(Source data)
===============

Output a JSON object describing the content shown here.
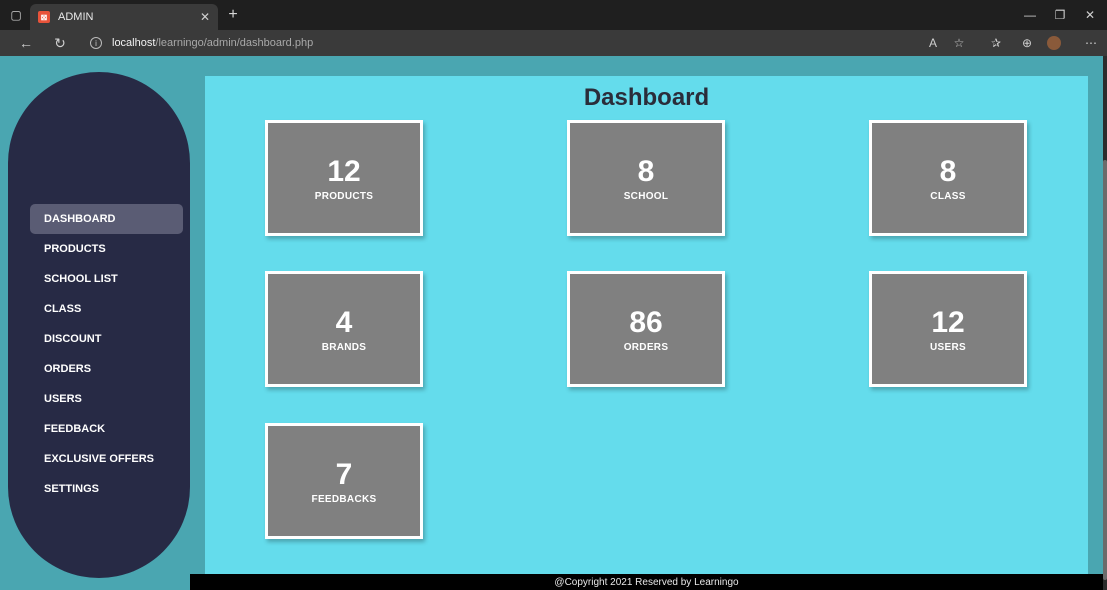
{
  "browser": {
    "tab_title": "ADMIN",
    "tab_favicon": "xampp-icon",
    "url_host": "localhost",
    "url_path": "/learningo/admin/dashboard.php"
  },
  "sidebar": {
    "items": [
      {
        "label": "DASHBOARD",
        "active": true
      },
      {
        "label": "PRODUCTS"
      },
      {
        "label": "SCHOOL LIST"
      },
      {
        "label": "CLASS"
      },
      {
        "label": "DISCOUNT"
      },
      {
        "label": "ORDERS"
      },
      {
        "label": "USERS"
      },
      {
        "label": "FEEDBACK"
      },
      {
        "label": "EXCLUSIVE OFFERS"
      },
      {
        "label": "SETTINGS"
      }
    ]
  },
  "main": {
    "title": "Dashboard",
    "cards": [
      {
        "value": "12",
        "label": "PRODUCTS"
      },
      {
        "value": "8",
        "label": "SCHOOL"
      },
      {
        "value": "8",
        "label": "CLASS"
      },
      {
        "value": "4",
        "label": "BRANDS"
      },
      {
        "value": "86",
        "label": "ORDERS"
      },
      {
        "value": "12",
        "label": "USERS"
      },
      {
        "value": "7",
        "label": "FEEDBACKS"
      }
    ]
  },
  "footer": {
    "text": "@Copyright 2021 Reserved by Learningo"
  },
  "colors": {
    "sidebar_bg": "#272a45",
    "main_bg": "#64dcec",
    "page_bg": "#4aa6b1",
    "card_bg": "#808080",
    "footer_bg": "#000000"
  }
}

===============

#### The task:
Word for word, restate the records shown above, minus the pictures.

#### Your solution:
Output a JSON object describing the content shown here.
{
  "browser": {
    "tab_title": "ADMIN",
    "tab_favicon": "xampp-icon",
    "url_host": "localhost",
    "url_path": "/learningo/admin/dashboard.php"
  },
  "sidebar": {
    "items": [
      {
        "label": "DASHBOARD",
        "active": true
      },
      {
        "label": "PRODUCTS"
      },
      {
        "label": "SCHOOL LIST"
      },
      {
        "label": "CLASS"
      },
      {
        "label": "DISCOUNT"
      },
      {
        "label": "ORDERS"
      },
      {
        "label": "USERS"
      },
      {
        "label": "FEEDBACK"
      },
      {
        "label": "EXCLUSIVE OFFERS"
      },
      {
        "label": "SETTINGS"
      }
    ]
  },
  "main": {
    "title": "Dashboard",
    "cards": [
      {
        "value": "12",
        "label": "PRODUCTS"
      },
      {
        "value": "8",
        "label": "SCHOOL"
      },
      {
        "value": "8",
        "label": "CLASS"
      },
      {
        "value": "4",
        "label": "BRANDS"
      },
      {
        "value": "86",
        "label": "ORDERS"
      },
      {
        "value": "12",
        "label": "USERS"
      },
      {
        "value": "7",
        "label": "FEEDBACKS"
      }
    ]
  },
  "footer": {
    "text": "@Copyright 2021 Reserved by Learningo"
  },
  "colors": {
    "sidebar_bg": "#272a45",
    "main_bg": "#64dcec",
    "page_bg": "#4aa6b1",
    "card_bg": "#808080",
    "footer_bg": "#000000"
  }
}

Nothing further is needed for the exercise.